From the beginning, Matt Ryan looked ill at ease. There were times when his face wore that “deer-in-a-headlight” expression. The Bucs seemed to play the day in a blitz, rarely ever allowing Ryan any breathing room, nor Michael Turner any running room, the same Turner, who ripped holes in the Lions defense. He was never a serious menace to the Bucs. On the other hand, take Warrick Dunn? He ran with a vengeance, and I’ll venture this: You never saw him run with that kind of determination when he was a Falcon. He must have gone away mad.
The major difference between the first two games was this: The Lions’ defense is more alleged than real, and in no way comparable to the Monte Kiffin defense the Bucs put on the field. From the first snap, Ryan had to realize he was in a different kind of game. Detroit was a breeze. Tampa Bay was a war. He had to run for his life too many times and must have made as many throw-aways as he had completions. In fact, I thought he panicked several times, which is not a good way for a new quarterback to establish his presence in the NFL. You might say he went back to college again. He’ll get a break this week when Kansas City comes to town, a team with its own aches and pains. The Chiefs tried three quarterbacks Sunday and found no relief against the team figured to be the NFL’s doormat, Oakland.
What you had to like about the Falcons was that their coach never gave up. Mike Smith is an old-schooler. After all those seasons as somebody’s assistant, he showed no signs of being a graceful loser. He threw the red flag, challenged the sideline crew, and won. He was still spitting fire down to the last whistle. No Bobby Petrino, no Jim Mora, he. You are going to get accustomed to him, and you’re going to like him. There will be, before too long, a tug of war over who gets the credit for having him on the sideline. Offhand, I’d have to say Thomas Dimitroff made the call and gets a round of huzzahs.

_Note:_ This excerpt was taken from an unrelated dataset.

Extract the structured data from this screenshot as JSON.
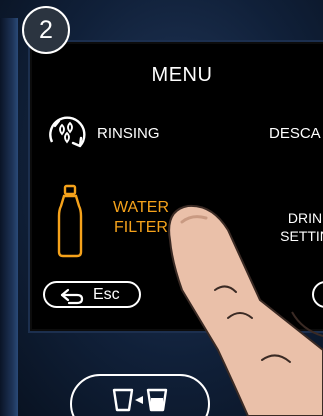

This game was just another class in NFL education for coaches, rookies and a lot of veterans. And ownership. You’re never too old, or too wealthy, or too self-indulgent to learn how to be a successful owner, and that goes for them all, from Jerry Jones to Arthur Blank.